**DATA FOR REVIEW**.

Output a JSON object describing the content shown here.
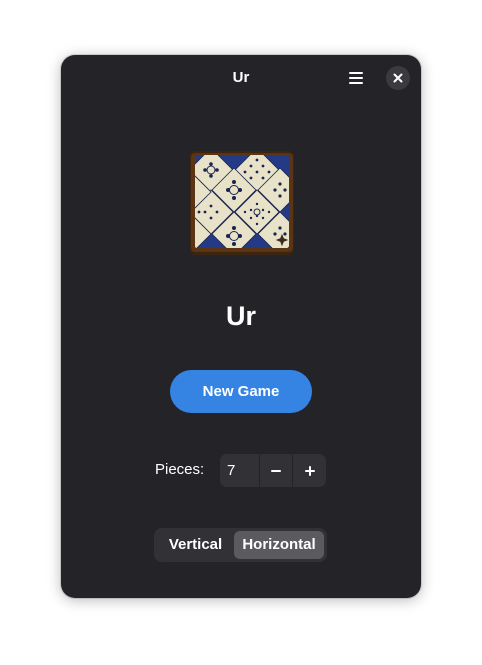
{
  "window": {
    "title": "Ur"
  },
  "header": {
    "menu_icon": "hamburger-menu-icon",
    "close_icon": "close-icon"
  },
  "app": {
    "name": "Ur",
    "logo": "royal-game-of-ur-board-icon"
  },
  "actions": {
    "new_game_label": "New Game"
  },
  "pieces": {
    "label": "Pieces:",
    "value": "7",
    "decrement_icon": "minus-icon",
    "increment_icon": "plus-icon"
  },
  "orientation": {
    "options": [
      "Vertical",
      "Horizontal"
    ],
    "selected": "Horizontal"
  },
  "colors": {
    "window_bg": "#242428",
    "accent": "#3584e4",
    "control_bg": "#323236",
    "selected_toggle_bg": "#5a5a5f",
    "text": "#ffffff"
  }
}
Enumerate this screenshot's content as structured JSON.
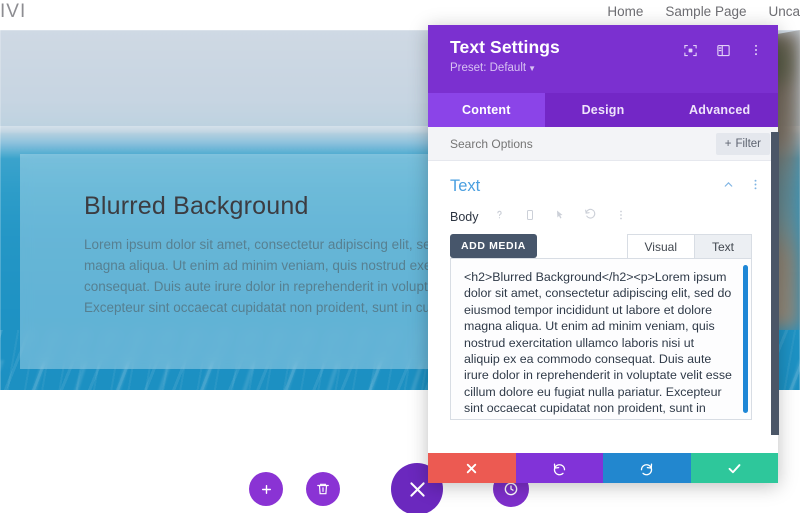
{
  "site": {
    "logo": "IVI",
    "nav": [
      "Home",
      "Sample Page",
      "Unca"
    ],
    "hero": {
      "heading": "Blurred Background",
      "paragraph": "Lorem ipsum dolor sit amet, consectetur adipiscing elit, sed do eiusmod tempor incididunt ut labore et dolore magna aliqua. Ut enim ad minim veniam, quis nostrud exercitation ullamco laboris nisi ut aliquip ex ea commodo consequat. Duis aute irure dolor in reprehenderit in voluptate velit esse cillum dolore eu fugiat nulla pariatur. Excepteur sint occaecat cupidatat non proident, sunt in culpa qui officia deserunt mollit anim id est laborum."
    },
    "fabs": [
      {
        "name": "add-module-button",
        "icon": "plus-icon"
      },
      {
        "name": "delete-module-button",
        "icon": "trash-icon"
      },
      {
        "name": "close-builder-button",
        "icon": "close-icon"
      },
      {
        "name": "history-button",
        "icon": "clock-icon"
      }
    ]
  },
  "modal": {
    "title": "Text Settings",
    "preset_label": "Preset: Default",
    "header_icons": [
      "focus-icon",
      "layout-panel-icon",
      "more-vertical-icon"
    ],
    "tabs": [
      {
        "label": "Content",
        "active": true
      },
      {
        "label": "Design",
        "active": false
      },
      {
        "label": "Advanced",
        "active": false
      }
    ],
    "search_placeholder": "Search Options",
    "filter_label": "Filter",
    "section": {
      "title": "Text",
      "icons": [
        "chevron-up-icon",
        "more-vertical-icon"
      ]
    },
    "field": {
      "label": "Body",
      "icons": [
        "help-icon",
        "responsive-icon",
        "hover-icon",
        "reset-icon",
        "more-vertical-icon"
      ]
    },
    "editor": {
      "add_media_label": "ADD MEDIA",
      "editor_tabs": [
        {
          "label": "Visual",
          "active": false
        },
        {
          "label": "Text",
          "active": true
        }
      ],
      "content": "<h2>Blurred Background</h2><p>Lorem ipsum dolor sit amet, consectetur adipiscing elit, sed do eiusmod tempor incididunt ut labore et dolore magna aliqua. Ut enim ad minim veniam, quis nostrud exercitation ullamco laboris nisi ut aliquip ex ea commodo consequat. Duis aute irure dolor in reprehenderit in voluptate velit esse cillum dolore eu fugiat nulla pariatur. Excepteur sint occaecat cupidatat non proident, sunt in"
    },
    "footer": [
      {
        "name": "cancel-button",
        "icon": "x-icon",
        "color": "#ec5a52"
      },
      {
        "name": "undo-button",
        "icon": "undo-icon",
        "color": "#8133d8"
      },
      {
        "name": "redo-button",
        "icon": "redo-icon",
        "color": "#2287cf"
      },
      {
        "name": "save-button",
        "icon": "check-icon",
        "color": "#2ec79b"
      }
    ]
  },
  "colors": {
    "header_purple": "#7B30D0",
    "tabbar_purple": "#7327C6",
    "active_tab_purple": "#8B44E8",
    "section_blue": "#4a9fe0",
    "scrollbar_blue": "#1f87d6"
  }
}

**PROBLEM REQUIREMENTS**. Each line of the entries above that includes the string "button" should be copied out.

**RESULT OF THIS TASK**.
        "name": "add-module-button",
        "name": "delete-module-button",
        "name": "close-builder-button",
        "name": "history-button",
        "name": "cancel-button",
        "name": "undo-button",
        "name": "redo-button",
        "name": "save-button",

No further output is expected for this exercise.